EXERCISE GOAL: Within the records below, filter for lines carrying the word "number" and copy them.

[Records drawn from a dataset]

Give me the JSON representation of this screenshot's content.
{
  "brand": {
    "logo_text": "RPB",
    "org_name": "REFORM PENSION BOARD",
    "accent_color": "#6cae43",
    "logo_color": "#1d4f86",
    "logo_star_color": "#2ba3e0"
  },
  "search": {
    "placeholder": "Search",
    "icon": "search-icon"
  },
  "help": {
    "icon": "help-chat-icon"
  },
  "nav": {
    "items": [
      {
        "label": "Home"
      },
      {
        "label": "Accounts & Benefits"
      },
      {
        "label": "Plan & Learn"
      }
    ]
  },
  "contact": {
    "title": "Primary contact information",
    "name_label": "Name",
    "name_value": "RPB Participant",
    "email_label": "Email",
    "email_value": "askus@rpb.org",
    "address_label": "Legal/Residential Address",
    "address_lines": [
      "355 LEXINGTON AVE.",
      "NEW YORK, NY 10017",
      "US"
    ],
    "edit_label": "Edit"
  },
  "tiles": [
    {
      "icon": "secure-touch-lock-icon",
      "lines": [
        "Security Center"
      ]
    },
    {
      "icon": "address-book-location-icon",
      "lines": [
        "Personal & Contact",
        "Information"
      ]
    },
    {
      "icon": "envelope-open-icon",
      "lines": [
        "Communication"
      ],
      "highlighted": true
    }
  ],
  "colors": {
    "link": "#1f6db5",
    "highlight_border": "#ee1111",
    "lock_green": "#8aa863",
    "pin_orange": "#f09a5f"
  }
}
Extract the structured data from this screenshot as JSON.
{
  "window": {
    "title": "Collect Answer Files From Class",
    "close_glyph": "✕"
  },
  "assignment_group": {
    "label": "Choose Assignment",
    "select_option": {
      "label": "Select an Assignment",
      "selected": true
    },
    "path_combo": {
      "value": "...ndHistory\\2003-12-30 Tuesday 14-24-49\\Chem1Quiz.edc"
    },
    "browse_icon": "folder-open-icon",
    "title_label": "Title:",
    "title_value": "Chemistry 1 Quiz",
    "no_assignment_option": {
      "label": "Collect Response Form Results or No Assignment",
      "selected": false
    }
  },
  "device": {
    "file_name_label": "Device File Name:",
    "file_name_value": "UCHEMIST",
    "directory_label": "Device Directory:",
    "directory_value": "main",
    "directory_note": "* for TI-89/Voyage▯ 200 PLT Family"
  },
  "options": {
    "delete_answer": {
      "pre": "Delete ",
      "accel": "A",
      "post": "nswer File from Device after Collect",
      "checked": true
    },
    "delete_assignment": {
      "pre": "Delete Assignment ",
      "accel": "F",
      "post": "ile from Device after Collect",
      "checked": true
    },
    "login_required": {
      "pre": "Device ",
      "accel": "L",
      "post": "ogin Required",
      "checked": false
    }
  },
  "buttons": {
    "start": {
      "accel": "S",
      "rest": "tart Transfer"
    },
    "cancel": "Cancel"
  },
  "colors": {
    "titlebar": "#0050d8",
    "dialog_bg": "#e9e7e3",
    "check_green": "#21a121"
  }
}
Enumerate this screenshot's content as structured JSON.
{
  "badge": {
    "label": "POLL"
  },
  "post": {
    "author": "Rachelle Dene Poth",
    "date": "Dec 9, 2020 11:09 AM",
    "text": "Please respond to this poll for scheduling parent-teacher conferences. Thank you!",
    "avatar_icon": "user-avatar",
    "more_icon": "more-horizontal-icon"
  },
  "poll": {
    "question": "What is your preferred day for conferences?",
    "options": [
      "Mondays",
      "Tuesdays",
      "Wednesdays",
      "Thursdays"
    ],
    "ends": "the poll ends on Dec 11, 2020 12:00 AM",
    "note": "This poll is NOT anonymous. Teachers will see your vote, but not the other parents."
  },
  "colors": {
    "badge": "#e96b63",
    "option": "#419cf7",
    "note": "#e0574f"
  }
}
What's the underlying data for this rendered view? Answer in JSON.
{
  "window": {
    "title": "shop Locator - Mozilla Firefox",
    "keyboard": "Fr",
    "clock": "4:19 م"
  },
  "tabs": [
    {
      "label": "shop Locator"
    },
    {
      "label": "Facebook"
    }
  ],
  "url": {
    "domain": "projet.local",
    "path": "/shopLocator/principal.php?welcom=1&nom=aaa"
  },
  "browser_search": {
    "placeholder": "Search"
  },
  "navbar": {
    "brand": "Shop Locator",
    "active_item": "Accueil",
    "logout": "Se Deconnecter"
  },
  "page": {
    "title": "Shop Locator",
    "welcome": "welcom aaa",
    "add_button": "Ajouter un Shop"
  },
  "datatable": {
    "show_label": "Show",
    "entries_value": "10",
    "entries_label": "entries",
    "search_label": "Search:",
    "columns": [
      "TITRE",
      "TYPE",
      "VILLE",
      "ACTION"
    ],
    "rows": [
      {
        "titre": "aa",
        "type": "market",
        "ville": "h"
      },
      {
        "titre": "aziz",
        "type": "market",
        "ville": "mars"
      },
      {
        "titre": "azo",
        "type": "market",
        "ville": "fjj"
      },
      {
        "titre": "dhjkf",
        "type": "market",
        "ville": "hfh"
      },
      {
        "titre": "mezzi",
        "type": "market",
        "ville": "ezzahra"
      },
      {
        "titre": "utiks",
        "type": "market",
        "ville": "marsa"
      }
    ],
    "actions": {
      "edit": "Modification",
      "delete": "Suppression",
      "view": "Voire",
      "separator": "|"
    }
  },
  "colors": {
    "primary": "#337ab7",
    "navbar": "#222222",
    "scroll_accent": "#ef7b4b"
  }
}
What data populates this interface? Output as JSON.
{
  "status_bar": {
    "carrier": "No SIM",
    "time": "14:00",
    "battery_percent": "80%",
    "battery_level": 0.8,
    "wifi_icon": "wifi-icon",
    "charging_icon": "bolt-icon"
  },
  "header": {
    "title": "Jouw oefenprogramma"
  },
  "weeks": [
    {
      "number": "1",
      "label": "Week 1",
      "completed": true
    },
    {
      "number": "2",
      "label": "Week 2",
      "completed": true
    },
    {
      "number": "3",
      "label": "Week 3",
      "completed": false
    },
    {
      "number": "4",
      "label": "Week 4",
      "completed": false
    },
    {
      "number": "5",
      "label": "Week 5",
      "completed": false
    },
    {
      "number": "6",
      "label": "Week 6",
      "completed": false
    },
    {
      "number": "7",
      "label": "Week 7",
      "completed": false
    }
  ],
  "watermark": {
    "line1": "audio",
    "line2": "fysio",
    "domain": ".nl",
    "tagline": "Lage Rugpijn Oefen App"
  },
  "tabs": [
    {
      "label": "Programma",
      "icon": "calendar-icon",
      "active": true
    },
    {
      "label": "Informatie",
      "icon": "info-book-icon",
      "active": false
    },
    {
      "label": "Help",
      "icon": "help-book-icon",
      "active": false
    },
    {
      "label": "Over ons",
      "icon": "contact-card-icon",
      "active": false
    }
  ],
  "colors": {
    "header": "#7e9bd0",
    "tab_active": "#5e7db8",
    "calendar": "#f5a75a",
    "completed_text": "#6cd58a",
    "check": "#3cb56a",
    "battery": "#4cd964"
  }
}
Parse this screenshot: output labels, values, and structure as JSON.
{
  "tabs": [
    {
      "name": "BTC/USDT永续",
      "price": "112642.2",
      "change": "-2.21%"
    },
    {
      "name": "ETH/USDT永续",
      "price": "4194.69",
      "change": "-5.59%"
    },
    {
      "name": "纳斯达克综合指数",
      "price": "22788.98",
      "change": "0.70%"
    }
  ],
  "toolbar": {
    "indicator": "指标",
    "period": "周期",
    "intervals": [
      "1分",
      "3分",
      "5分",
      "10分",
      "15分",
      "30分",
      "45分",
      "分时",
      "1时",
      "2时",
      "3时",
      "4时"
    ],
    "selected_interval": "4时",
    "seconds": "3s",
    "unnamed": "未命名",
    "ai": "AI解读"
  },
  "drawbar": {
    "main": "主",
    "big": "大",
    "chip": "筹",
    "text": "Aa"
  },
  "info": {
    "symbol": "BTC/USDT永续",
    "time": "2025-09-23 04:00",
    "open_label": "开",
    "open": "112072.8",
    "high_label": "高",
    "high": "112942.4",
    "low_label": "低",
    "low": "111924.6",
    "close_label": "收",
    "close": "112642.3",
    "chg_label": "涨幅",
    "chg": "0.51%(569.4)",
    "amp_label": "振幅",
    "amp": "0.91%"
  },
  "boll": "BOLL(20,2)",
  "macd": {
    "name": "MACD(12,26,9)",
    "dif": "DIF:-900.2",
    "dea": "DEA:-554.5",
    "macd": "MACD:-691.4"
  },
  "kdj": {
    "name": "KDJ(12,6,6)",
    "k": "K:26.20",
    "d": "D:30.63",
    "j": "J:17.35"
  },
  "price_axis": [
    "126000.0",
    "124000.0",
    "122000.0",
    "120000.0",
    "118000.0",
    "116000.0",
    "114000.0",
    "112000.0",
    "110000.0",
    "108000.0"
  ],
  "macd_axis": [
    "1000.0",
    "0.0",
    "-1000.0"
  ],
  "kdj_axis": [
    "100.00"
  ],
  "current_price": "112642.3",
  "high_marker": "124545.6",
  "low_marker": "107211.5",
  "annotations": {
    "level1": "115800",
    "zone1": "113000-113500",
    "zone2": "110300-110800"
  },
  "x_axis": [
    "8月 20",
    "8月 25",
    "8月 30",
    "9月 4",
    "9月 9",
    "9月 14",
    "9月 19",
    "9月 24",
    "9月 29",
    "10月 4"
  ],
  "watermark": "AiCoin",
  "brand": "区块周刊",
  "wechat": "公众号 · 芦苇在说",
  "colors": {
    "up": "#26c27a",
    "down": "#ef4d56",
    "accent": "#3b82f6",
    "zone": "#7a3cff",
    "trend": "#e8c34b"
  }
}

RESPONSE:
      "number": "1",
      "number": "2",
      "number": "3",
      "number": "4",
      "number": "5",
      "number": "6",
      "number": "7",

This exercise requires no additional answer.